Food-Not-Lawns advocate Stan Cox, in an article on AlterNet, made the argument that while there are many benefits to converting your lawn to food-producing garden, rebellion against large agribusiness is not one of them. He asserts that the size of the dent that would be made in the profits of agribusiness—even if every American converted his and her lawn to garden—would not amount to squat.
The food that we would be able to grow in our yards—vegetables and some fruits—account for only a small percentage of the American diet. All our wheat and dairy goodies would still need to come from large scale operations—the bread and butter of large agribusiness. (Yeah.
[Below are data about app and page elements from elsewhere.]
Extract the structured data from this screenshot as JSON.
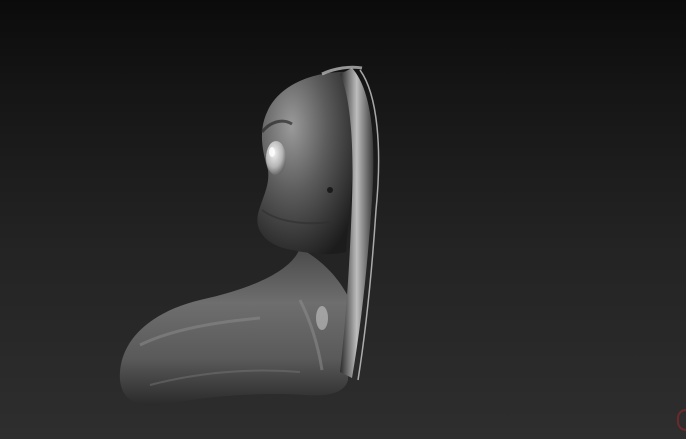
{
  "viewport": {
    "background_top": "#0b0b0b",
    "background_bottom": "#2e2e2e",
    "model_label": "",
    "corner_marker_color": "#7a2a2a"
  }
}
I had to.)
Yes, we could supplement our own garden produce with local wheat and dairy products, but the industrial food complex (restaurants, hotels, schools, etc.) would still rely on established and cheap supply chains. So, Cox argues, “sticking-it-to-the-man” isn’t really a benefit of home food production. Despite that, however, Cox points out the many advantages.
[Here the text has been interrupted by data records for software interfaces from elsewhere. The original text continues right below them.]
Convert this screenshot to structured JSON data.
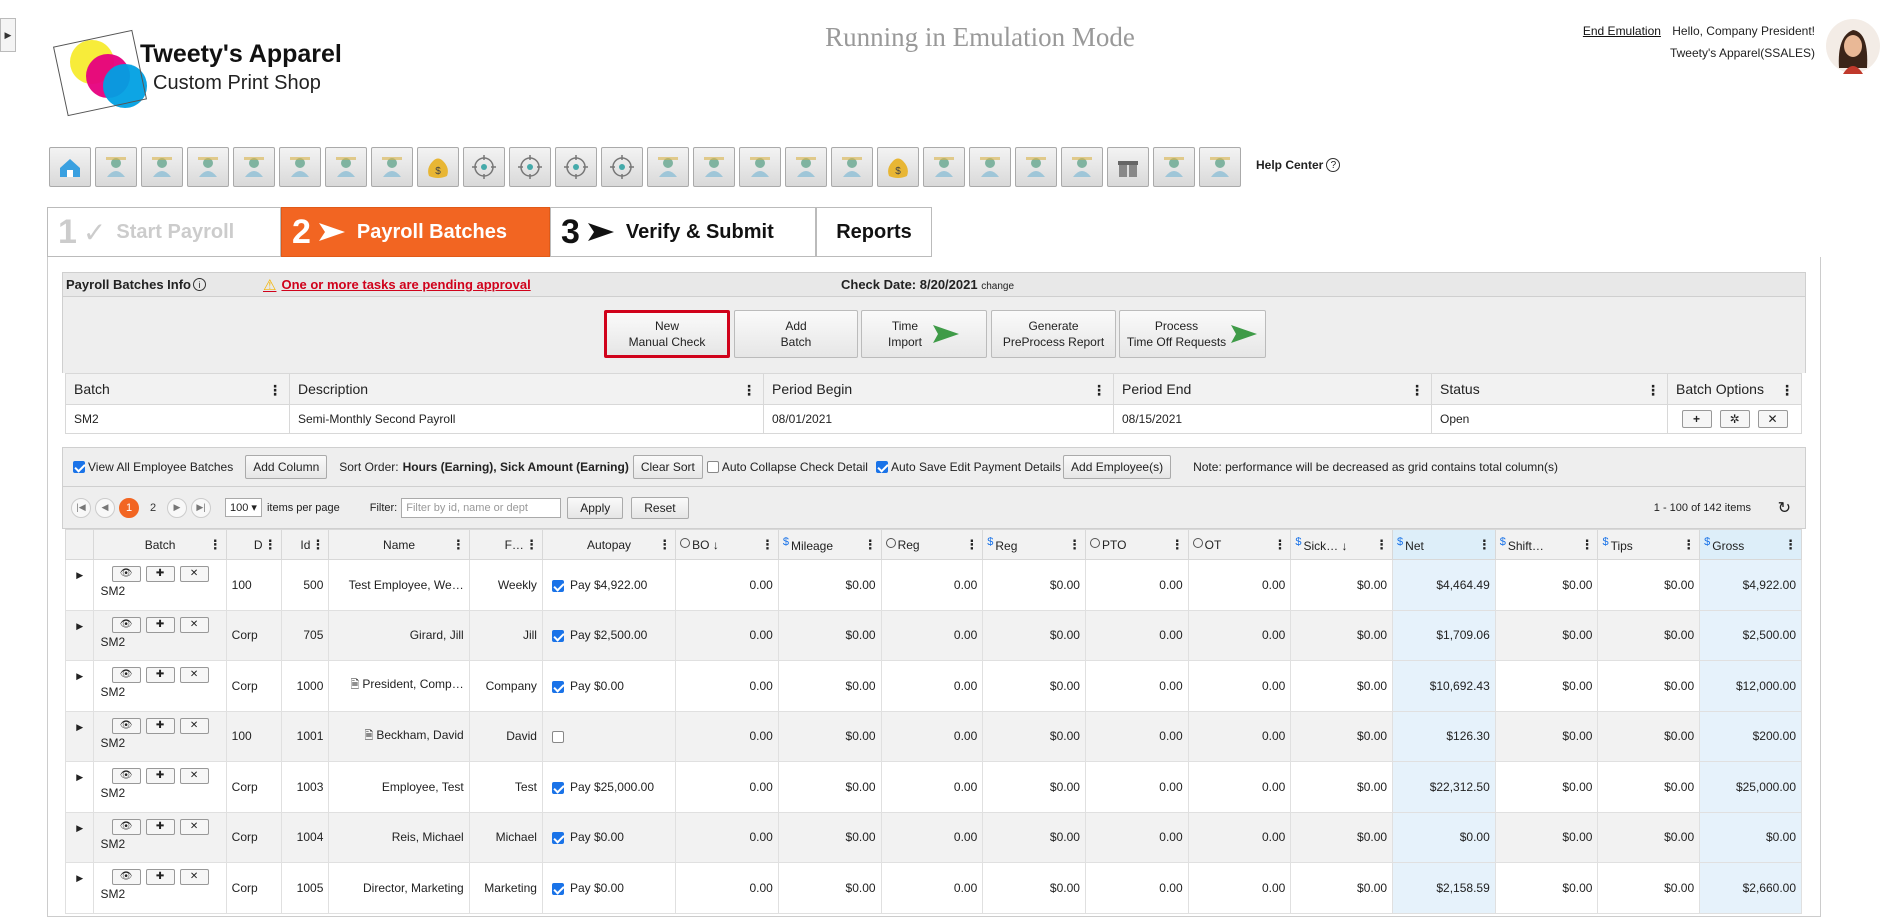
{
  "header": {
    "logo_line1": "Tweety's Apparel",
    "logo_line2": "Custom Print Shop",
    "emulation_title": "Running in Emulation Mode",
    "end_emulation": "End Emulation",
    "greeting": "Hello, Company President!",
    "company": "Tweety's Apparel(SSALES)",
    "help_center": "Help Center"
  },
  "toolbar_icons": [
    "home-icon",
    "target-icon",
    "people-gear-icon",
    "presentation-icon",
    "group-icon",
    "team-board-icon",
    "org-chart-icon",
    "document-icon",
    "money-bag-icon",
    "crosshair-icon",
    "crosshair-icon",
    "crosshair-icon",
    "crosshair-icon",
    "tools-icon",
    "person-chart-icon",
    "shield-money-icon",
    "hand-search-icon",
    "search-x-icon",
    "money-bag-icon",
    "team-chart-icon",
    "person-presenting-icon",
    "coins-icon",
    "hand-coin-icon",
    "gift-icon",
    "team-board-icon",
    "hand-search-icon"
  ],
  "steps": [
    {
      "num": "1",
      "label": "Start Payroll"
    },
    {
      "num": "2",
      "label": "Payroll Batches"
    },
    {
      "num": "3",
      "label": "Verify & Submit"
    },
    {
      "num": "",
      "label": "Reports"
    }
  ],
  "batches_info": {
    "title": "Payroll Batches Info",
    "pending": "One or more tasks are pending approval",
    "check_date": "Check Date: 8/20/2021",
    "change": "change"
  },
  "actions": {
    "new_manual_1": "New",
    "new_manual_2": "Manual Check",
    "add_batch_1": "Add",
    "add_batch_2": "Batch",
    "time_import_1": "Time",
    "time_import_2": "Import",
    "gen_report_1": "Generate",
    "gen_report_2": "PreProcess Report",
    "process_1": "Process",
    "process_2": "Time Off Requests"
  },
  "batch_table": {
    "headers": [
      "Batch",
      "Description",
      "Period Begin",
      "Period End",
      "Status",
      "Batch Options"
    ],
    "row": [
      "SM2",
      "Semi-Monthly Second Payroll",
      "08/01/2021",
      "08/15/2021",
      "Open"
    ]
  },
  "grid_toolbar": {
    "view_all": "View All Employee Batches",
    "add_column": "Add Column",
    "sort_prefix": "Sort Order:",
    "sort_value": "Hours (Earning), Sick Amount (Earning)",
    "clear_sort": "Clear Sort",
    "auto_collapse": "Auto Collapse Check Detail",
    "auto_save": "Auto Save Edit Payment Details",
    "add_employee": "Add Employee(s)",
    "note": "Note: performance will be decreased as grid contains total column(s)"
  },
  "pager": {
    "page1": "1",
    "page2": "2",
    "per_page": "100",
    "per_page_label": "items per page",
    "filter_label": "Filter:",
    "filter_placeholder": "Filter by id, name or dept",
    "apply": "Apply",
    "reset": "Reset",
    "range": "1 - 100 of 142 items"
  },
  "grid": {
    "columns": [
      "Batch",
      "D",
      "Id",
      "Name",
      "F…",
      "Autopay",
      "BO",
      "Mileage",
      "Reg",
      "Reg",
      "PTO",
      "OT",
      "Sick…",
      "Net",
      "Shift…",
      "Tips",
      "Gross"
    ],
    "rows": [
      {
        "batch": "SM2",
        "d": "100",
        "id": "500",
        "name": "Test Employee, We…",
        "doc": false,
        "f": "Weekly",
        "autopay": true,
        "pay": "Pay $4,922.00",
        "bo": "0.00",
        "mileage": "$0.00",
        "reg_h": "0.00",
        "reg_a": "$0.00",
        "pto": "0.00",
        "ot": "0.00",
        "sick": "$0.00",
        "net": "$4,464.49",
        "shift": "$0.00",
        "tips": "$0.00",
        "gross": "$4,922.00"
      },
      {
        "batch": "SM2",
        "d": "Corp",
        "id": "705",
        "name": "Girard, Jill",
        "doc": false,
        "f": "Jill",
        "autopay": true,
        "pay": "Pay $2,500.00",
        "bo": "0.00",
        "mileage": "$0.00",
        "reg_h": "0.00",
        "reg_a": "$0.00",
        "pto": "0.00",
        "ot": "0.00",
        "sick": "$0.00",
        "net": "$1,709.06",
        "shift": "$0.00",
        "tips": "$0.00",
        "gross": "$2,500.00"
      },
      {
        "batch": "SM2",
        "d": "Corp",
        "id": "1000",
        "name": "President, Comp…",
        "doc": true,
        "f": "Company",
        "autopay": true,
        "pay": "Pay $0.00",
        "bo": "0.00",
        "mileage": "$0.00",
        "reg_h": "0.00",
        "reg_a": "$0.00",
        "pto": "0.00",
        "ot": "0.00",
        "sick": "$0.00",
        "net": "$10,692.43",
        "shift": "$0.00",
        "tips": "$0.00",
        "gross": "$12,000.00"
      },
      {
        "batch": "SM2",
        "d": "100",
        "id": "1001",
        "name": "Beckham, David",
        "doc": true,
        "f": "David",
        "autopay": false,
        "pay": "",
        "bo": "0.00",
        "mileage": "$0.00",
        "reg_h": "0.00",
        "reg_a": "$0.00",
        "pto": "0.00",
        "ot": "0.00",
        "sick": "$0.00",
        "net": "$126.30",
        "shift": "$0.00",
        "tips": "$0.00",
        "gross": "$200.00"
      },
      {
        "batch": "SM2",
        "d": "Corp",
        "id": "1003",
        "name": "Employee, Test",
        "doc": false,
        "f": "Test",
        "autopay": true,
        "pay": "Pay $25,000.00",
        "bo": "0.00",
        "mileage": "$0.00",
        "reg_h": "0.00",
        "reg_a": "$0.00",
        "pto": "0.00",
        "ot": "0.00",
        "sick": "$0.00",
        "net": "$22,312.50",
        "shift": "$0.00",
        "tips": "$0.00",
        "gross": "$25,000.00"
      },
      {
        "batch": "SM2",
        "d": "Corp",
        "id": "1004",
        "name": "Reis, Michael",
        "doc": false,
        "f": "Michael",
        "autopay": true,
        "pay": "Pay $0.00",
        "bo": "0.00",
        "mileage": "$0.00",
        "reg_h": "0.00",
        "reg_a": "$0.00",
        "pto": "0.00",
        "ot": "0.00",
        "sick": "$0.00",
        "net": "$0.00",
        "shift": "$0.00",
        "tips": "$0.00",
        "gross": "$0.00"
      },
      {
        "batch": "SM2",
        "d": "Corp",
        "id": "1005",
        "name": "Director, Marketing",
        "doc": false,
        "f": "Marketing",
        "autopay": true,
        "pay": "Pay $0.00",
        "bo": "0.00",
        "mileage": "$0.00",
        "reg_h": "0.00",
        "reg_a": "$0.00",
        "pto": "0.00",
        "ot": "0.00",
        "sick": "$0.00",
        "net": "$2,158.59",
        "shift": "$0.00",
        "tips": "$0.00",
        "gross": "$2,660.00"
      }
    ]
  },
  "colors": {
    "accent": "#f26522",
    "alert": "#d0021b",
    "net_bg": "#e6f2fb"
  }
}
From the article:
Don’t get me wrong: Growing food just outside your front or back door is an extraordinarily good idea, and if it’s done without soil erosion or toxic chemicals, I can think of no downside. Edible landscaping can look good, and it saves money on groceries; it’s a direct provocation to the toxic lawn culture; gardening is quieter and less polluting than running a power mower or other contraption; the harvest provides a substitute for industrially grown produce raised and picked by underpaid, oversprayed workers; and tending a garden takes a lot of time, time that might otherwise be spent in a supermarket or shopping mall.
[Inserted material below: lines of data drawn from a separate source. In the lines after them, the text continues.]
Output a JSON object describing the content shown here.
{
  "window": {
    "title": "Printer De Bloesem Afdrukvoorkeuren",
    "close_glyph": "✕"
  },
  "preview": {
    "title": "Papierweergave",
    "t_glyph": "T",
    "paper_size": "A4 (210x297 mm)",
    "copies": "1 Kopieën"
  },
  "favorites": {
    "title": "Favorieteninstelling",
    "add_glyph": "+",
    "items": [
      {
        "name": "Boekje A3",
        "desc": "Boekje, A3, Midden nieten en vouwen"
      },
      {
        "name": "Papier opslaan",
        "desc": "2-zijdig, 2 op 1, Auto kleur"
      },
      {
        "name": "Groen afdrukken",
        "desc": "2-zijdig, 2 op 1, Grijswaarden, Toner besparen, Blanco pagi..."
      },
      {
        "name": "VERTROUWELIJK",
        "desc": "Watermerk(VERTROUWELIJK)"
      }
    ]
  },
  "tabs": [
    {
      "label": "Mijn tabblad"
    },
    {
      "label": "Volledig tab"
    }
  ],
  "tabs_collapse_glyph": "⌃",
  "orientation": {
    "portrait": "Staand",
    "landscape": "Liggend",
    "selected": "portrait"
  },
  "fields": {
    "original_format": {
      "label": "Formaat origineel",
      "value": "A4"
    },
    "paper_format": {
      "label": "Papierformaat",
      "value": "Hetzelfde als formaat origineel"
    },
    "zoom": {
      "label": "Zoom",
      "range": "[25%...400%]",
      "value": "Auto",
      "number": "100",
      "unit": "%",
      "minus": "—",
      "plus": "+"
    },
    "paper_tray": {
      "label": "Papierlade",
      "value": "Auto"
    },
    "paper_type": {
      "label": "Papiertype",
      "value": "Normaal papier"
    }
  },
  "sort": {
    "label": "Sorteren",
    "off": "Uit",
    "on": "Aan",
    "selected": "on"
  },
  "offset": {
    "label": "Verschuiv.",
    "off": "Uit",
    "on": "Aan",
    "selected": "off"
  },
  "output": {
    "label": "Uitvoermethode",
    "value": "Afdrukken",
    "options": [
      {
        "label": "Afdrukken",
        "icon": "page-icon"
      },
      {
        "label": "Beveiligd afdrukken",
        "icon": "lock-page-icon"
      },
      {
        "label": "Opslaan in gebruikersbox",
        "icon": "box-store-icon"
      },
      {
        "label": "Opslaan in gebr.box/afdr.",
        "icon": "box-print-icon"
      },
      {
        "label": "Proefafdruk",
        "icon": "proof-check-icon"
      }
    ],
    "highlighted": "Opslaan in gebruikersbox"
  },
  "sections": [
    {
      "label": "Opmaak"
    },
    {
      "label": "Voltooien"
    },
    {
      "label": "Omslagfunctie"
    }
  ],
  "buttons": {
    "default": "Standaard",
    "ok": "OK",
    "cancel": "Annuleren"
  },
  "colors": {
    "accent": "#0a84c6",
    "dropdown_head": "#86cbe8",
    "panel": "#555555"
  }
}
So it was in 2005 that our family volunteered our front lawn to be converted into the first in a now-expanding chain of “Edible Estates,” the brainchild of Los Angeles architect/artist Fritz Haeg. We already had a backyard garden, but growing food in the front yard (which, as Haeg himself points out, is a reincarnation of a very old idea) has been a wholly different, equally positive experience.
Our perennials and annuals are thriving, we’ve gotten a lot of publicity, and I’ve been talking about the project for almost three years. Yet neither of our gardens, front or back, can stand up to the looming agricultural crisis. Good food’s most well-read advocate, Michael Pollan, has written that growing a garden is worth doing even though it can make only a tiny contribution to curbing carbon-dioxide emissions. He might have added that growing food is worth it even if it does very little to revive the nation’s food system.